By Noam N. Levey
WASHINGTON -- The Obama administration moved Friday to give states more time to submit plans for setting up insurance exchanges in 2013, a central pillar of the health-care law.
These exchanges are designed to allow Americans who don't get coverage through work to buy insurance on Internet-based marketplaces much as they shop for airlines tickets today. They were to be operated by states starting next fall so consumers could get insurance starting in 2014.
But just 15 states, as well as the District of Columbia, have established an exchange, according to the nonpartisan Kaiser Family Foundation.
Several states, mostly led by Republican governors, have indicated they will not run an exchange, however. Ultimately, more than a third of the states are expected to reject the option, forcing the federal government to step in and operate an exchange in any state that elects not to do so.
Governors were supposed to provide the Department of Health and Human Services a blueprint for setting up an exchange by Nov. 16. But with many states behind in the planning process, Secretary of Health and Human Services Kathleen Sebelius informed governors in a letter that they could have until Dec. 14 to submit their blueprint.
"We are committed to providing you with the flexibility, resources and technical assistance necessary to help you achieve successful implementation of your state's exchange," Sebelius wrote.

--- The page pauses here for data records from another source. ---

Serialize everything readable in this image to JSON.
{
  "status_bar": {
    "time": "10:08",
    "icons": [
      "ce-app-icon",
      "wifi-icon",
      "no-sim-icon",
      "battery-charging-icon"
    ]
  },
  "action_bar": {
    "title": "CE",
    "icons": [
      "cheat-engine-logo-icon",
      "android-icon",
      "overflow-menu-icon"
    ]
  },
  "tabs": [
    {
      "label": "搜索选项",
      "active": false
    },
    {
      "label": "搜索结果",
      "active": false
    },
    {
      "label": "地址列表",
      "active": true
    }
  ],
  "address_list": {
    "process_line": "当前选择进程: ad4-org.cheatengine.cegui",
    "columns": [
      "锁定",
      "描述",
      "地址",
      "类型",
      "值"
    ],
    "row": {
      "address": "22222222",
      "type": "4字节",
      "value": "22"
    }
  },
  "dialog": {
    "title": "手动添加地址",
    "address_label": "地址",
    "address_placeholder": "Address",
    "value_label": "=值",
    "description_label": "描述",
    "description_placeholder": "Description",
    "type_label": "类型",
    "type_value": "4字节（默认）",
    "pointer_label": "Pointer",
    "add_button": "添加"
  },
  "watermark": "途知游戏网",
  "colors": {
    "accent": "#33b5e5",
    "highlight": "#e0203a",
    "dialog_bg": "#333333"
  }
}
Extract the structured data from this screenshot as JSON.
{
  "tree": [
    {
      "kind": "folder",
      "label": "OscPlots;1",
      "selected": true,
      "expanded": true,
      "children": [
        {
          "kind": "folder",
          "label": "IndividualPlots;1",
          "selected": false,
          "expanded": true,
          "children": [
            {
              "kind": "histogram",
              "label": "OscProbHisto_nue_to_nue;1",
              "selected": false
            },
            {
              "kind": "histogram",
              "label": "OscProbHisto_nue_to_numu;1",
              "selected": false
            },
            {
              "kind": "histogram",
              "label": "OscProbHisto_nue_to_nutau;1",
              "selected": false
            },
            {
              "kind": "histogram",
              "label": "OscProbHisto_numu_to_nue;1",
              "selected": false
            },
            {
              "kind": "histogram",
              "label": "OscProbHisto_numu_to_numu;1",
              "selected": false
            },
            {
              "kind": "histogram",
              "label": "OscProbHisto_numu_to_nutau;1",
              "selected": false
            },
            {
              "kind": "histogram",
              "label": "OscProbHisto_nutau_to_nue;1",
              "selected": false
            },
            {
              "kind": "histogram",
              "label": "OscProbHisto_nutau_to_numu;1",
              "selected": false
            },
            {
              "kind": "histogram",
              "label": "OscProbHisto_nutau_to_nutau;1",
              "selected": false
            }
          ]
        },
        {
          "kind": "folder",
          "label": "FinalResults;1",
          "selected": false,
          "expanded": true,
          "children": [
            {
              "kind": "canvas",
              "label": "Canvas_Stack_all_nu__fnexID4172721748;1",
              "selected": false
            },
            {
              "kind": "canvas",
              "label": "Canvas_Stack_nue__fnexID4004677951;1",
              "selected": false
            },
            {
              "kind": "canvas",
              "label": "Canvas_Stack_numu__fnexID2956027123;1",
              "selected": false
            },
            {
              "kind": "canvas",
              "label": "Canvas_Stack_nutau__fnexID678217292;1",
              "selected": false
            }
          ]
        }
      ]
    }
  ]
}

States still must notify the federal government by Nov. 16 whether they intend to run their own exchange or defer to Washington.